DOUBLE INSULATION

In the 1980's and 90's it was fashionable for house builders to install plastic (double-insulated) light fittings, particularly for outside lights. Because they were double insulated, these fittings had no earth connection and it was common for the installers to cut the earthwire off.

These days the fashion is more towards metal fittings. If you are thinking of swapping your plastic lights for metal one's it is essential that the metal casing is earthed to prevent electric shock in the event of a fault occurring. If you have any doubt make sure you get a qualified electrician to check for you. In most cases it shouldn't be too difficult to run a new earth wire, or re-connect an existing one.

OVERLOADING

With the trend in recent years to have more sophisticated TV's, with surround sound equipment, amplifiers, satellite, cable and FreeView boxes, many people have  run out of socket outlets. The easy answer has been to fit 3-in-1 adapters and multi-point extension leads. This can lead to dangerous overloading of the socket, which should be avoided.

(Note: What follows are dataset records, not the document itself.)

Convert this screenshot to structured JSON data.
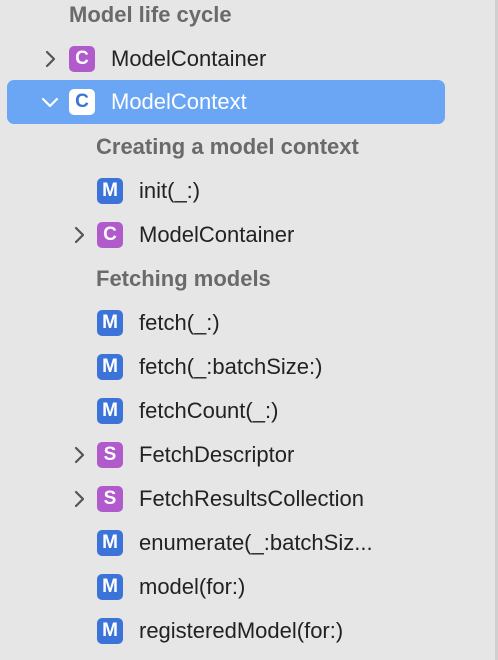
{
  "sidebar": {
    "sections": [
      {
        "header": "Model life cycle",
        "items": [
          {
            "badge": "C",
            "label": "ModelContainer",
            "expanded": false
          },
          {
            "badge": "C",
            "label": "ModelContext",
            "expanded": true,
            "selected": true
          }
        ]
      }
    ],
    "model_context_children": {
      "group1_header": "Creating a model context",
      "group1_items": [
        {
          "badge": "M",
          "label": "init(_:)"
        },
        {
          "badge": "C",
          "label": "ModelContainer"
        }
      ],
      "group2_header": "Fetching models",
      "group2_items": [
        {
          "badge": "M",
          "label": "fetch(_:)"
        },
        {
          "badge": "M",
          "label": "fetch(_:batchSize:)"
        },
        {
          "badge": "M",
          "label": "fetchCount(_:)"
        },
        {
          "badge": "S",
          "label": "FetchDescriptor"
        },
        {
          "badge": "S",
          "label": "FetchResultsCollection"
        },
        {
          "badge": "M",
          "label": "enumerate(_:batchSiz..."
        },
        {
          "badge": "M",
          "label": "model(for:)"
        },
        {
          "badge": "M",
          "label": "registeredModel(for:)"
        }
      ]
    }
  },
  "colors": {
    "background": "#e6e6e6",
    "selected_row": "#6aa6f4",
    "class_badge": "#b05acb",
    "method_badge": "#3b73d9",
    "struct_badge": "#b05acb"
  },
  "icons": {
    "collapsed": "chevron-right-icon",
    "expanded": "chevron-down-icon"
  }
}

In most cases it isn't difficult, or expensive to add an additional double socket into the ring circuit, thereby sharing the load. It also looks much neater. Have a look in my Gallery for some examples. Also have a try at the free socket calculator lower down this page.

TRIP HAZARDS

When we are lucky enough to get a few sunny days we all love to get out into the garden. Perhaps to have a barbecue, or al fresco dinner on the patio or decking, which has become popular in recent years. With the growth of wireless networks, everyone wants to use their tablets and laptops, or hi-fi equipment outside and are tempted to run an extension lead out to the decking. This can pose a trip hazard and is easily solved by fitting a weatherproof socket. These are readily available and surprisingly low-cost, but don't be tempted to do it yourself, just because you can buy one from B & Q or Homebase. This is a job that must be done by a qualified electrician and again, is relatively inexpensive in most cases.

Many people are also choosing to have water features or ponds in their gardens. Again, these can be powered by a weatherproof socket located nearby, or you could choose from a growing range of solar powered fittings. Solar power technology is developing and improving rapidly and prices are dropping almost as quickly. Now you can get beautiful water features in all shapes and sizes, many with rechargeable back up batteries that keep them working for several hours after sunset.

The Socket Calculator has been brought to you by the Electrical Safety Council. For more safety information visit www.esc.co.uk